Date of this Version



Remote Sensing of Environment 124 (2012) 185–209; doi:10.1016/j.rse.2012.03.024


The vast and persistent Deepwater Horizon (DWH) spill challenged response capabilities, which required accurate, quantitative oil assessment at synoptic and operational scales. Although experienced observers are a spill response's mainstay, few trained observers and confounding factors including weather, oil emulsification, and scene illumination geometry present challenges. DWH spill and impact monitoring was aided by extensive airborne and spaceborne passive and active remote sensing.

Oil slick thickness and oil-to-water emulsion ratios are key spill response parameters for containment/cleanup and were derived quantitatively for thick (>0.1 mm) slicks from AVIRIS (Airborne Visible/Infrared Imaging Spectrometer) data using a spectral library approach based on the shape and depth of near infrared spectral absorption features.

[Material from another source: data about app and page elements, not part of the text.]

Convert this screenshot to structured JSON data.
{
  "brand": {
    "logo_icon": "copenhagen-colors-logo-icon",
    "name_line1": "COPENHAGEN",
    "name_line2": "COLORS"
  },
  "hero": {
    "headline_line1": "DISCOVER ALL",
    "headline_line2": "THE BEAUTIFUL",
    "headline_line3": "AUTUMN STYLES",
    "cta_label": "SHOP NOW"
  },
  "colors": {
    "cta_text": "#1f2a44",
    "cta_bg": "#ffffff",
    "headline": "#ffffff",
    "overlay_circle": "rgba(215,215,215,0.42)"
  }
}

MODIS (Moderate Resolution Imaging Spectroradiometer) satellite, visible-spectrum broadband data of surface-slick modulation of sunglint reflection allowed extrapolation to the total slick. A multispectral expert system used a neural network approach to provide Rapid Response thickness class maps.

Airborne and satellite synthetic aperture radar (SAR) provides synoptic data under all-sky conditions; however, SAR generally cannot discriminate thick (>100 μm) oil slicks from thin sheens (to 0.1 μm). The UAVSAR's (Uninhabited Aerial Vehicle SAR) significantly greater signal-to-noise ratio and finer spatial resolution allowed successful pattern discrimination related to a combination of oil slick thickness, fractional surface coverage, and emulsification.

In situ burning and smoke plumes were studied with AVIRIS and corroborated spaceborne CALIPSO (Cloud Aerosol Lidar and Infrared Pathfinder Satellite Observation) observations of combustion aerosols. CALIPSO and bathymetry lidar data documented shallow subsurface oil, although ancillary data were required for confirmation.

Airborne hyperspectral, thermal infrared data have nighttime and overcast collection advantages and were collected as well as MODIS thermal data. However, interpretation challenges and a lack of Rapid Response Products prevented significant use. Rapid Response Products were key to response utilization—data needs are time critical; thus, a high technological readiness level is critical to operational use of remote sensing products. DWH's experience demonstrated that development and operationalization of new spill response remote sensing tools must precede the next major oil spill.